I’ve had the goal for a while now to be able to put beautiful, translucent, fluid gui widgets on top of an OpenGL scene. Now, I’ve never been much of a gui person insofar as I haven’t actually made many guis (although I do take a keen interest in good design and what constitutes good design), and so I’m not set in my ways regarding the merits of one library over another. I had a quick tinker with Clutter, but decided that I needed something a little more cross platform and I got a bit scared by the lack of actual widgets. It was suggested to me that QML might provide the desired beautiful and fluid UI elements so off I went to investigate (as it turns out, QML lacks much in the way of widgets too, but I’d already drunk the kool-aid by that point).
There’s stacks of pretty good documentation on the web all about Qt and QML and I’m not intending to repeat it here, but I think that what I’ve learnt is worth telling the world about. I got the bulk of the actual solution from here, with the caveat that I wanted to do everything in Python, so I also looked at the pyside OpenGL demos and the declarative demos. What I produced is an attempt to replicate the hellogl.py demo included with pyside examples, but using QML for the widgets. I’m a complete Qt and OpenGL noob, so the code may be nothing like a good solution. Still, it seems to work.
The full source code for little program can be found here.

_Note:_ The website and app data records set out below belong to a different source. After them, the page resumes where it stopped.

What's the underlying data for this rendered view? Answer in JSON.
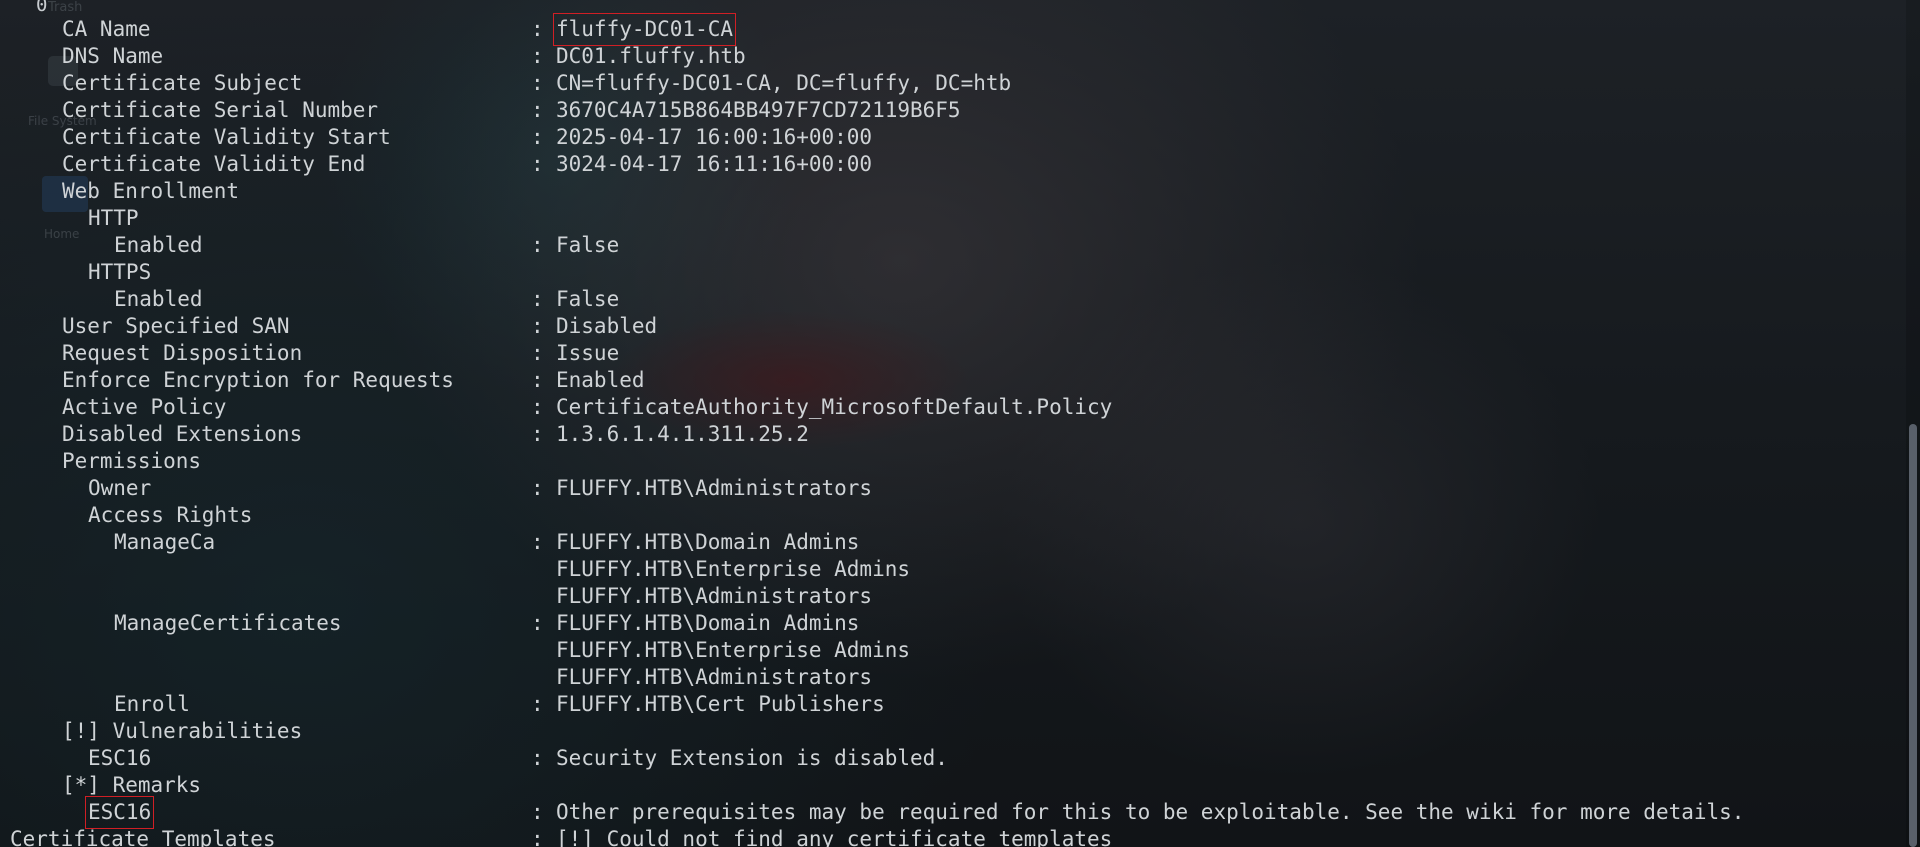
{
  "terminal": {
    "rows": [
      {
        "key": "CA Name",
        "value": "fluffy-DC01-CA"
      },
      {
        "key": "DNS Name",
        "value": "DC01.fluffy.htb"
      },
      {
        "key": "Certificate Subject",
        "value": "CN=fluffy-DC01-CA, DC=fluffy, DC=htb"
      },
      {
        "key": "Certificate Serial Number",
        "value": "3670C4A715B864BB497F7CD72119B6F5"
      },
      {
        "key": "Certificate Validity Start",
        "value": "2025-04-17 16:00:16+00:00"
      },
      {
        "key": "Certificate Validity End",
        "value": "3024-04-17 16:11:16+00:00"
      },
      {
        "key": "Web Enrollment",
        "value": ""
      },
      {
        "key": "HTTP",
        "value": ""
      },
      {
        "key": "Enabled",
        "value": "False"
      },
      {
        "key": "HTTPS",
        "value": ""
      },
      {
        "key": "Enabled",
        "value": "False"
      },
      {
        "key": "User Specified SAN",
        "value": "Disabled"
      },
      {
        "key": "Request Disposition",
        "value": "Issue"
      },
      {
        "key": "Enforce Encryption for Requests",
        "value": "Enabled"
      },
      {
        "key": "Active Policy",
        "value": "CertificateAuthority_MicrosoftDefault.Policy"
      },
      {
        "key": "Disabled Extensions",
        "value": "1.3.6.1.4.1.311.25.2"
      },
      {
        "key": "Permissions",
        "value": ""
      },
      {
        "key": "Owner",
        "value": "FLUFFY.HTB\\Administrators"
      },
      {
        "key": "Access Rights",
        "value": ""
      },
      {
        "key": "ManageCa",
        "value": "FLUFFY.HTB\\Domain Admins"
      },
      {
        "key": "",
        "value": "FLUFFY.HTB\\Enterprise Admins"
      },
      {
        "key": "",
        "value": "FLUFFY.HTB\\Administrators"
      },
      {
        "key": "ManageCertificates",
        "value": "FLUFFY.HTB\\Domain Admins"
      },
      {
        "key": "",
        "value": "FLUFFY.HTB\\Enterprise Admins"
      },
      {
        "key": "",
        "value": "FLUFFY.HTB\\Administrators"
      },
      {
        "key": "Enroll",
        "value": "FLUFFY.HTB\\Cert Publishers"
      },
      {
        "key": "[!] Vulnerabilities",
        "value": ""
      },
      {
        "key": "ESC16",
        "value": "Security Extension is disabled."
      },
      {
        "key": "[*] Remarks",
        "value": ""
      },
      {
        "key": "ESC16",
        "value": "Other prerequisites may be required for this to be exploitable. See the wiki for more details."
      },
      {
        "key": "Certificate Templates",
        "value": "[!] Could not find any certificate templates"
      }
    ],
    "separator": ":",
    "top_cursor": "0"
  },
  "desktop": {
    "trash_label": "Trash",
    "file_system_label": "File System",
    "home_label": "Home"
  },
  "colors": {
    "text": "#cfd3d6",
    "highlight_box": "#d01f25"
  }
}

It includes the (unmodified) Slider.qml file from the Qt site that’s used with the flickr demo app.
I think Python is actually pretty readable to understand what’s going on and it should be mostly pretty easy to interpret in light of the Qt docs on overlaying widgets on OpenGL scenes. I also maintain that having a program that actually works is far more useful then huge piles of tutorials that don’t quite do what you think they’re going to do. That said, there are a few points that I think are worth pointing out…
The OpenGL interface
The combining of the QML widgets with the OpenGL stuff is done using an instance of OpenGLScene, which inherits from QGraphicsScene. The problem with this is that you get presented with a pretty raw entry point to actually draw the OpenGL, given by the QGraphicsScene.drawBackground() method, which gets called when windows needs updating. Now if you intend on drawing lots of vertices, the overhead of Python will start to drag at this point. The problem is that you can’t define a glGenList as is done with the hellogl.py app as you don’t really seem to have full control over the GL context (and its really easy to bugger up the rendering of the QML widget by putting the GL context into some funny state).
To get round this problem I used a vertex list, generated using my VertexList class (unfortunately I can’t seem to find the handy tutorial that taught me about using vertex lists). The VertexList class holds off making any OpenGL calls until the render() method is called. At this point, it renders the vertex list that hopefully contains the object of interest. The VertexList class presents methods equivalent to the usual OpenGL calls: glBegin(mode), glEnd, glVertex3d and glColor4f (I stopped there, as it was enough for my purposes).
The GLWidge.resizeGL() method that is in the original hellogl.py app is used to maintain a square viewport. Unfortunately, simply setting the viewport on a resize causes the QML overlay to bugger up (it gets resized too, but not in a sensible way – the mouse events seem to respond at the wrong locations). The solution that is used is to save the viewport at the beginning of my rendering (in Model.render()) using
viewport = GL.glGetIntegerv(GL.GL_VIEWPORT)
and then modifying the viewport as desired, finally restoring it at the end with GL.glViewport(*viewport).
Transparent QML widgets
The thing that took me a little bit of fiddling was getting the QML widget to be transparent. Its simple to make the entire QML view transparent using the setOpacity(opacity) method on the QDeclarativeView object, but to get it to work as desired, with the transparency set by the QML code requires setting the base color of the palette that is used by the QDeclarativeView widget to be transparent, using the following code in the initialisation of OverlayWidget:
palette = QtGui.QPalette() palette.setColor(QtGui.QPalette.Base, QtCore.Qt.transparent) qml_view = QDeclarativeView(self) qml_view.setPalette(palette)
Update: My next blog post discusses incorporating textures into this example using GLSL.